One of stops at Computex was at the Phanteks suite, where we witnessed their Enthoo chassis display, including the Evolv ITX and Evolv ATX and the new Enthoo Pro M. You may recall our previous in-depth look at the Enthoo Evolv ITX here, and pictured below:
As you can see when comparing the pictures above and below, Phanteks has listened to user’s response and moved the I/O panel from the side of the chassis to the top of the front. An excellent move on their part!
The Enthoo Evolv ATX is a gorgeous chassis to start. It features 3mm aluminium that provides it with it’s gorgeous exoskeleton. Also to be noted, the front I/O controls have been moved to the top of the front of the chassis, much more accessible to the end user them its previous placement. The drive bags are completely modular, allowing you to mount as many drives as you wish in any configuration you would like. The Evolv ATX will feature a cool $179 price tag, which we believe is fairly competitive with other aluminum chassis’. It will be available in two colors: Satin Black and Anthracite Gray.

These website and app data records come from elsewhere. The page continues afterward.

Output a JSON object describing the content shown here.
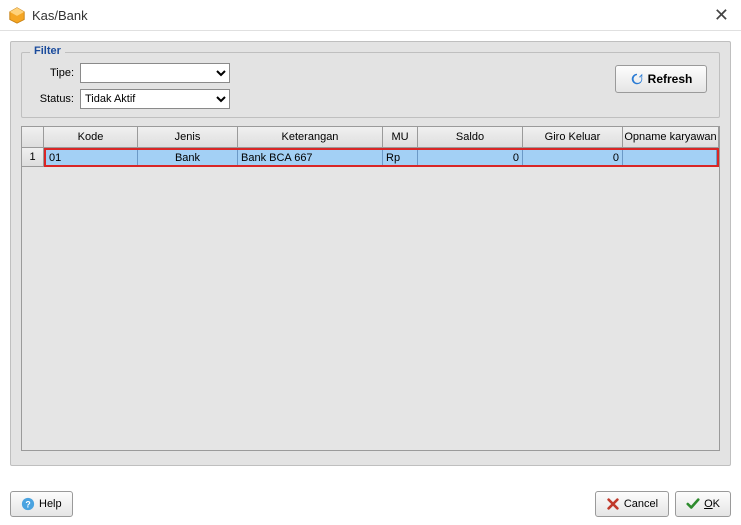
{
  "window": {
    "title": "Kas/Bank"
  },
  "filter": {
    "legend": "Filter",
    "tipe_label": "Tipe:",
    "tipe_value": "",
    "status_label": "Status:",
    "status_value": "Tidak Aktif",
    "refresh_label": "Refresh"
  },
  "grid": {
    "headers": {
      "kode": "Kode",
      "jenis": "Jenis",
      "keterangan": "Keterangan",
      "mu": "MU",
      "saldo": "Saldo",
      "giro_keluar": "Giro Keluar",
      "opname": "Opname karyawan"
    },
    "rows": [
      {
        "num": "1",
        "kode": "01",
        "jenis": "Bank",
        "keterangan": "Bank BCA 667",
        "mu": "Rp",
        "saldo": "0",
        "giro_keluar": "0",
        "opname": ""
      }
    ]
  },
  "buttons": {
    "help": "Help",
    "cancel": "Cancel",
    "ok_prefix": "O",
    "ok_rest": "K"
  }
}
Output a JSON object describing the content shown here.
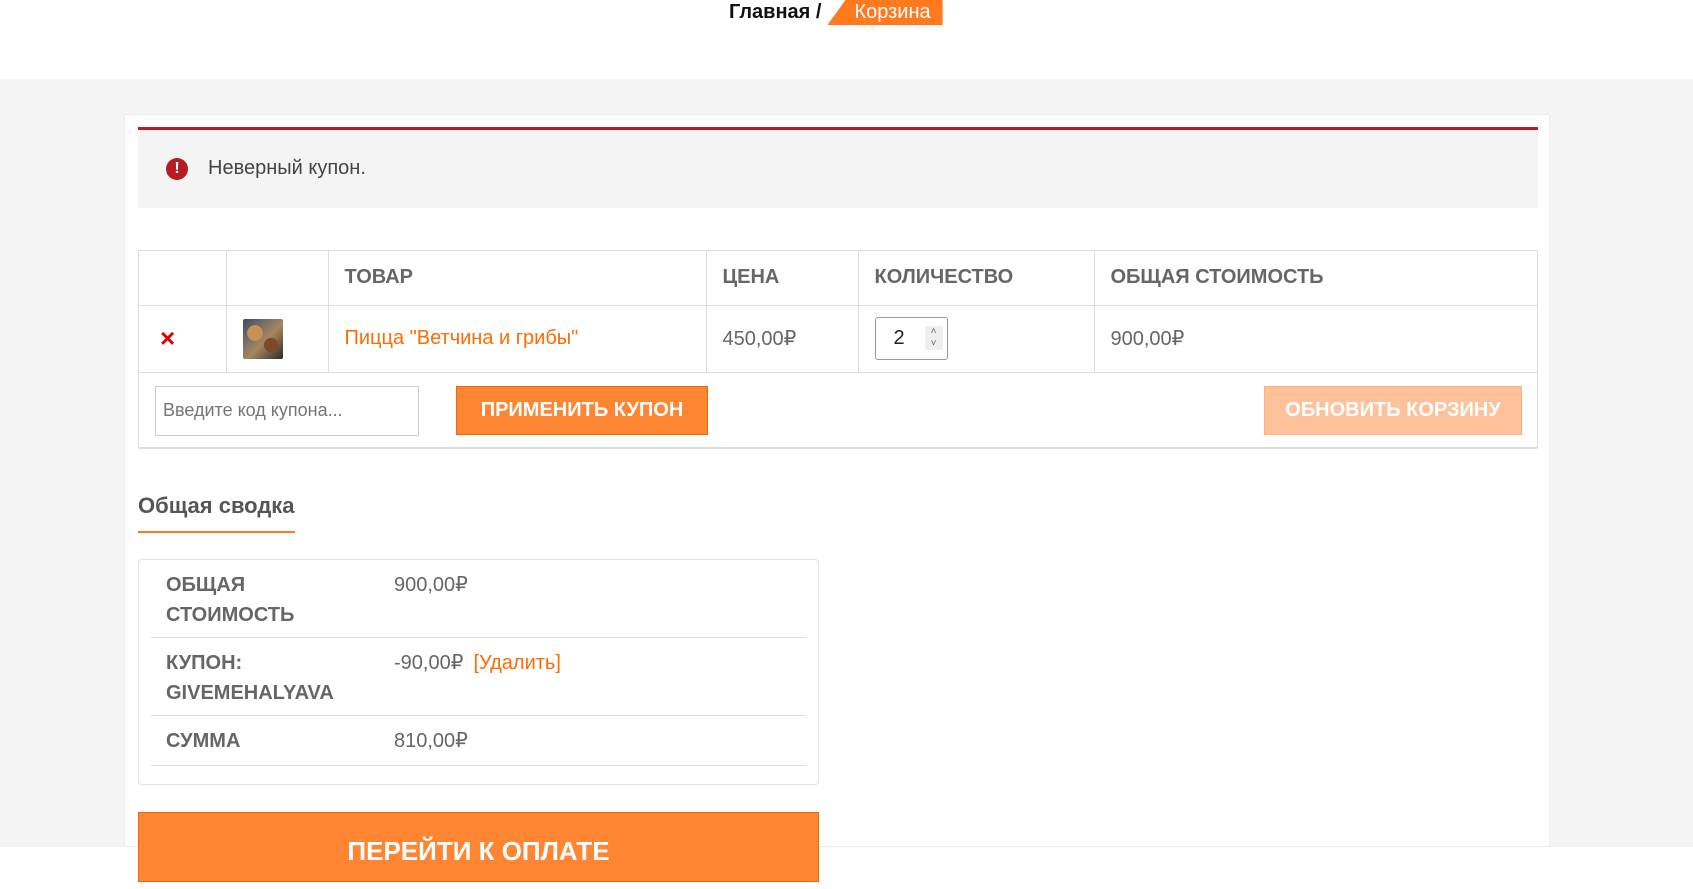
{
  "breadcrumb": {
    "home": "Главная /",
    "current": "Корзина"
  },
  "notice": {
    "icon": "error-icon",
    "text": "Неверный купон."
  },
  "cart": {
    "headers": [
      "",
      "",
      "ТОВАР",
      "ЦЕНА",
      "КОЛИЧЕСТВО",
      "ОБЩАЯ СТОИМОСТЬ"
    ],
    "items": [
      {
        "remove": "×",
        "product": "Пицца \"Ветчина и грибы\"",
        "price": "450,00₽",
        "quantity": "2",
        "subtotal": "900,00₽"
      }
    ],
    "coupon_placeholder": "Введите код купона...",
    "apply_label": "ПРИМЕНИТЬ КУПОН",
    "update_label": "ОБНОВИТЬ КОРЗИНУ"
  },
  "summary": {
    "title": "Общая сводка",
    "subtotal_label": "ОБЩАЯ СТОИМОСТЬ",
    "subtotal_value": "900,00₽",
    "coupon_label": "КУПОН: GIVEMEHALYAVA",
    "coupon_value": "-90,00₽",
    "coupon_remove": "[Удалить]",
    "total_label": "СУММА",
    "total_value": "810,00₽",
    "checkout_label": "ПЕРЕЙТИ К ОПЛАТЕ"
  },
  "colors": {
    "accent": "#ff7a1f",
    "error": "#b81c23"
  }
}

Building upon the Enthoo Evolv ATX, the Pro M is geared towards a more entry level market. To say it best, it is the Evolv ATX, stripped of its aluminium exoskeleton, however still featuring the fully modular drive bay inside for maximum customization and airflow. As well, the Pro M features the removable mounting bay found at the top of the interior of the chassis, which allows you to mount fans or AIO coolers. We found this to be extremely accessible and an innovative design concept. Best of all, the Pro M will be rocking a $79 price point upon its availability. This could potentially make it one of the, if not the best PC chassis that money can buy. It is a premium case, in terms of features, and boasts a very competitive price point.
Lastly, we were introduced to a new development to the Enthoo Mini XL, which is the PSU Power Splitter. As exact as it sounds, the power splitter enables you to custom build two systems within the Enthoo Mini XL, without having to worry about your power supply powering one or the other at a particular time. It enables you to individually control the power to each system.